Good morning. And thanks, everyone, for joining us.
Today, we are delighted to officially announce the commissioning of NIST-F2, the most accurate official atomic clock in the world. NIST-F2 is now an official source of time for the United States—it has an accuracy that's equivalent to about one second in 300 million years.
My colleague, Dr. Steve Jefferts, led the decade-long effort of research, development and testing to make NIST-F2 operational. And Steve, in a moment, is going to tell us more about NIST-F2. But first, let me just give you a little bit of background about why we should care, and you should care about a clock that is accurate to one second in 300 million years, which is also 10 trillionths of a second per day.
Most people don't realize it, but we all rely on the exquisite precision of atomic clocks for much of the technology we use every day.
For example, the modern telecommunications and computer network systems that we're using right now for this webinar require synchronization to about 1 millionth of a second per day.
The electric power grid that is distributed across the continent that's powering our webinar equipment right now also requires synchronization to about 1 millionth of a second per day.
And the GPS system that's used to navigate airlines and our personal cars requires synchronization to about 1 billionth of a second per day. And now, most people are carrying around GPS with them all the time in smart phones and tablets.
All these technologies, and many more that we use every day, rely on exquisite timing and synchronization that is only possible with atomic clocks. And now, NIST-F2 is the ultimate reference in the United States for those long chains of atomic precision timekeeping.
The history of timekeeping is a story of increasingly rapid improvement in clocks, and those improvements directly lead to new technologies, often with very dramatic impacts.
The mechanical clocks in the Middle Ages were not very precise at all, but they were good enough for that society, which only needed to know when to gather for meetings or religious services. Mechanical clocks got better in the 19th century and the early 20th century, and started enabling new technologies like navigation of ships at sea.
But the real revolution in timekeeping came with the invention of the first atomic clocks around 1950, and that was done by NIST (we were then called National Bureau of Standards). And since then, there has been amazingly rapid improvement. Since the first atomic clocks around 1950, we've had a factor of improvement of more than a million, with improvements seeming to accelerate.

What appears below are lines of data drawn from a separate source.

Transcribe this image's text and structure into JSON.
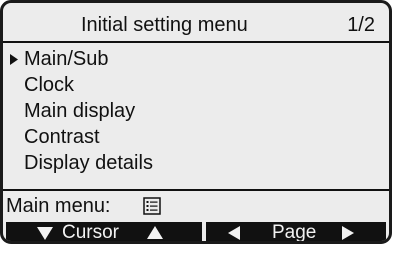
{
  "header": {
    "title": "Initial setting menu",
    "page": "1/2"
  },
  "menu": {
    "selected_index": 0,
    "items": [
      {
        "label": "Main/Sub"
      },
      {
        "label": "Clock"
      },
      {
        "label": "Main display"
      },
      {
        "label": "Contrast"
      },
      {
        "label": "Display details"
      }
    ]
  },
  "footer": {
    "label": "Main menu:",
    "icon": "menu-list-icon"
  },
  "softkeys": {
    "left": {
      "label": "Cursor",
      "icons": [
        "triangle-down-icon",
        "triangle-up-icon"
      ]
    },
    "right": {
      "label": "Page",
      "icons": [
        "triangle-left-icon",
        "triangle-right-icon"
      ]
    }
  },
  "colors": {
    "screen_bg": "#ececec",
    "ink": "#111111",
    "softkey_text": "#f2f2f2"
  }
}
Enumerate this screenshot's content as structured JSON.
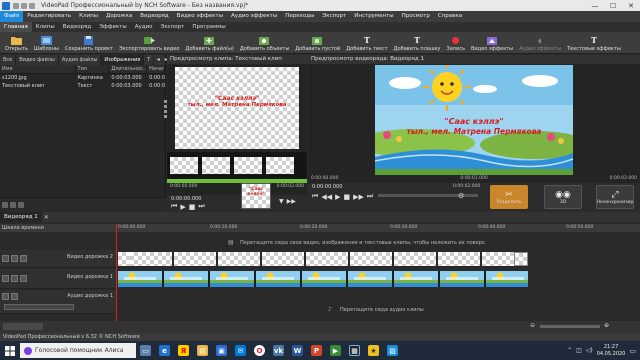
{
  "window": {
    "title": "VideoPad Профессиональный by NCH Software - Без названия.vpj*",
    "minimize": "—",
    "maximize": "☐",
    "close": "✕"
  },
  "menu": [
    "Файл",
    "Редактировать",
    "Клипы",
    "Дорожка",
    "Видеоряд",
    "Видео эффекты",
    "Аудио эффекты",
    "Переходы",
    "Экспорт",
    "Инструменты",
    "Просмотр",
    "Справка"
  ],
  "ribbon_tabs": [
    "Главная",
    "Клипы",
    "Видеоряд",
    "Эффекты",
    "Аудио",
    "Экспорт",
    "Программы"
  ],
  "toolbar": [
    {
      "icon": "open-icon",
      "label": "Открыть"
    },
    {
      "icon": "templates-icon",
      "label": "Шаблоны"
    },
    {
      "icon": "save-icon",
      "label": "Сохранить проект"
    },
    {
      "icon": "export-icon",
      "label": "Экспортировать видео"
    },
    {
      "icon": "add-files-icon",
      "label": "Добавить файл(ы)"
    },
    {
      "icon": "add-objects-icon",
      "label": "Добавить объекты"
    },
    {
      "icon": "add-blank-icon",
      "label": "Добавить пустой"
    },
    {
      "icon": "add-text-icon",
      "label": "Добавить текст"
    },
    {
      "icon": "add-plate-icon",
      "label": "Добавить плашку"
    },
    {
      "icon": "record-icon",
      "label": "Запись"
    },
    {
      "icon": "video-effects-icon",
      "label": "Видео эффекты"
    },
    {
      "icon": "audio-effects-icon",
      "label": "Аудио эффекты"
    },
    {
      "icon": "text-effects-icon",
      "label": "Текстовые эффекты"
    }
  ],
  "bin": {
    "tabs": [
      "Все",
      "Видео файлы",
      "Аудио файлы",
      "Изображения",
      "Т"
    ],
    "columns": [
      "Имя",
      "Тип",
      "Длительнос...",
      "Начал"
    ],
    "rows": [
      {
        "name": "s1200.jpg",
        "type": "Картинка",
        "duration": "0:00:03.000",
        "start": "0:00:0"
      },
      {
        "name": "Текстовый клип",
        "type": "Текст",
        "duration": "0:00:03.000",
        "start": "0:00:0"
      }
    ]
  },
  "clip_preview": {
    "header": "Предпросмотр клипа: Текстовый клип",
    "text_line1": "\"Саас кэллэ\"",
    "text_line2": "тыл., мел. Матрена Пермякова",
    "tc_left": "0:00:00.000",
    "tc_right": "0:00:02.000",
    "current": "0:00:00.000",
    "thumb_line1": "\"Саас",
    "thumb_line2": "кэллэ\""
  },
  "seq_preview": {
    "header": "Предпросмотр видеоряда: Видеоряд 1",
    "text_line1": "\"Саас кэллэ\"",
    "text_line2": "тыл., мел. Матрена Пермякова",
    "tc_left": "0:00:00.000",
    "tc_mid": "0:00:01.000",
    "tc_right": "0:00:02.000",
    "current": "0:00:00.000",
    "tc_extra": "0:00:02.000",
    "split_label": "Разделить",
    "threed_label": "3D",
    "unlink_label": "Несинхронизир"
  },
  "timeline": {
    "tab": "Видеоряд 1",
    "scale_label": "Шкала времени",
    "ticks": [
      "0:00:00.000",
      "0:00:10.000",
      "0:00:20.000",
      "0:00:30.000",
      "0:00:40.000",
      "0:00:50.000"
    ],
    "video_hint": "Перетащите сюда свои видео, изображения и текстовые клипы, чтобы наложить их поверх",
    "video_track2": "Видео дорожка 2",
    "video_track1": "Видео дорожка 1",
    "audio_track1": "Аудио дорожка 1",
    "audio_hint": "Перетащите сюда аудио клипы"
  },
  "status": "VideoPad Профессиональный v 6.32 © NCH Software",
  "taskbar": {
    "search_placeholder": "Голосовой помощник Алиса",
    "time": "21:27",
    "date": "04.05.2020"
  },
  "colors": {
    "accent": "#1f8ad8",
    "clip_text": "#d41c1c",
    "playhead": "#e02020"
  }
}
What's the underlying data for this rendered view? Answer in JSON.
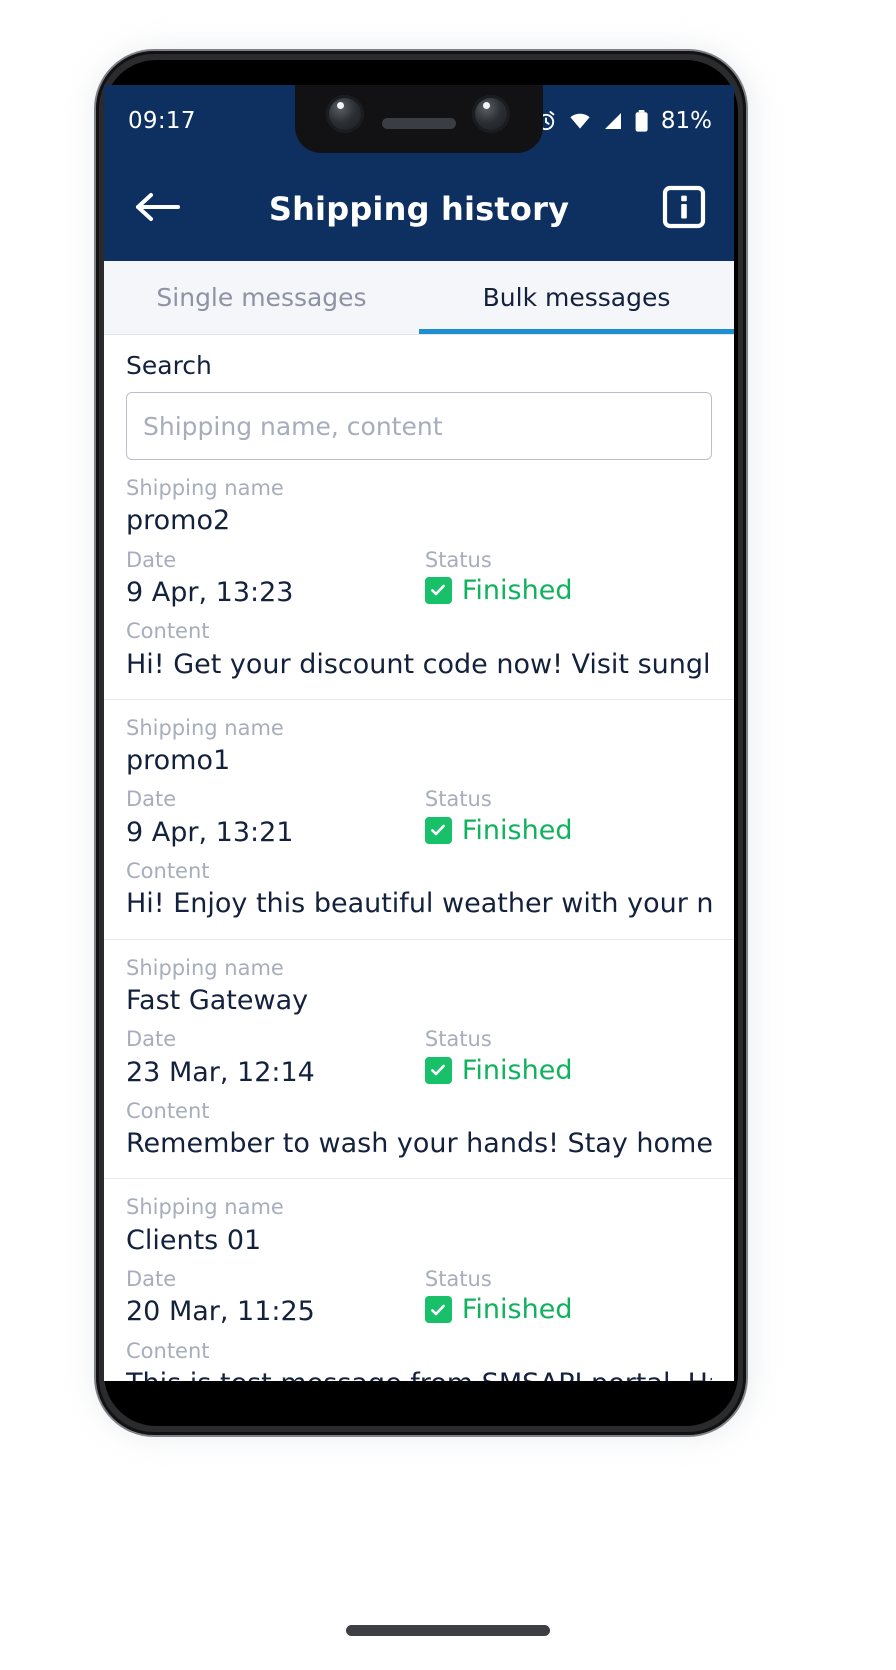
{
  "statusbar": {
    "time": "09:17",
    "battery_percent": "81%",
    "icons": [
      "alarm-icon",
      "wifi-icon",
      "signal-icon",
      "battery-icon"
    ]
  },
  "appbar": {
    "title": "Shipping history",
    "back_icon": "arrow-left-icon",
    "info_icon": "info-icon"
  },
  "tabs": [
    {
      "label": "Single messages",
      "active": false
    },
    {
      "label": "Bulk messages",
      "active": true
    }
  ],
  "search": {
    "label": "Search",
    "value": "",
    "placeholder": "Shipping name, content"
  },
  "labels": {
    "shipping_name": "Shipping name",
    "date": "Date",
    "status": "Status",
    "content": "Content"
  },
  "colors": {
    "header_blue": "#0d3060",
    "tab_indicator": "#1e8fd0",
    "status_green": "#10b25e",
    "check_green": "#18c06a",
    "muted": "#a7adbd",
    "text": "#14213d"
  },
  "list": [
    {
      "shipping_name": "promo2",
      "date": "9 Apr, 13:23",
      "status": "Finished",
      "status_icon": "check-square-icon",
      "content": "Hi! Get your discount code now! Visit sunglastore.co..."
    },
    {
      "shipping_name": "promo1",
      "date": "9 Apr, 13:21",
      "status": "Finished",
      "status_icon": "check-square-icon",
      "content": "Hi! Enjoy this beautiful weather with your new pair of..."
    },
    {
      "shipping_name": "Fast Gateway",
      "date": "23 Mar, 12:14",
      "status": "Finished",
      "status_icon": "check-square-icon",
      "content": "Remember to wash your hands! Stay home, stay safe!"
    },
    {
      "shipping_name": "Clients 01",
      "date": "20 Mar, 11:25",
      "status": "Finished",
      "status_icon": "check-square-icon",
      "content": "This is test message from SMSAPI portal. Have a nic..."
    }
  ],
  "navbar": {
    "back_icon": "chevron-left-icon",
    "home_pill": "home-pill-handle"
  }
}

These amazing improvements directly led to advances in the many technologies we rely on every day such as telecommunications, GPS and the other things we were discussing.
On this graph that you're looking at, note that each tick on the vertical axis, the y axis, means improving by a factor of 10. So, two ticks means you've improved by a factor of 100, three ticks means 1,000, and so on.
If you look at the point for NIST-F1, which was the direct predecessor of the NIST-F2 atomic clock that we are announcing today—and Dr. Steve Jefferts also led that effort of NIST-F1— NIST-F1, when it first started about the year 2000, was about 10 times less accurate than NIST-F2 is today. So, over the past decade approximately, Steve Jefferts and his team have led to another factor of 10 or so improvement in atomic timekeeping.
So, NIST-F2 is a great advance on this continuing amazing march of science and technology. But as great as it is, scientists at NIST and across the world are already working on the next generation of atomic clocks that will be even better. In fact on the graph, you see that green dot saying "Optical Clocks, Research." Here at NIST and at other places around the world, we have atomic clocks that are already more precise than NIST-F2. Now these are research clocks, they're not anywhere near ready to serve as official timekeeping devices yet, but they will be in the future. So, even while we're celebrating this great achievement by Steve Jefferts and his colleagues in making the most accurate clock in the world, one of the burdens of being an atomic clock scientist is that you're aware that the competition is always sort of ahead of you all the time. That's exciting as well.
And based on lengthy experience, we expect that these improvements will not only lead to better use of things like GPS but will probably open up entirely new applications that I'm not smart enough to even think of.
Now, let me introduce my colleague, Dr. Steve Jefferts, who is one of the world's top atomic clock scientists and who leads the NIST-F2 team.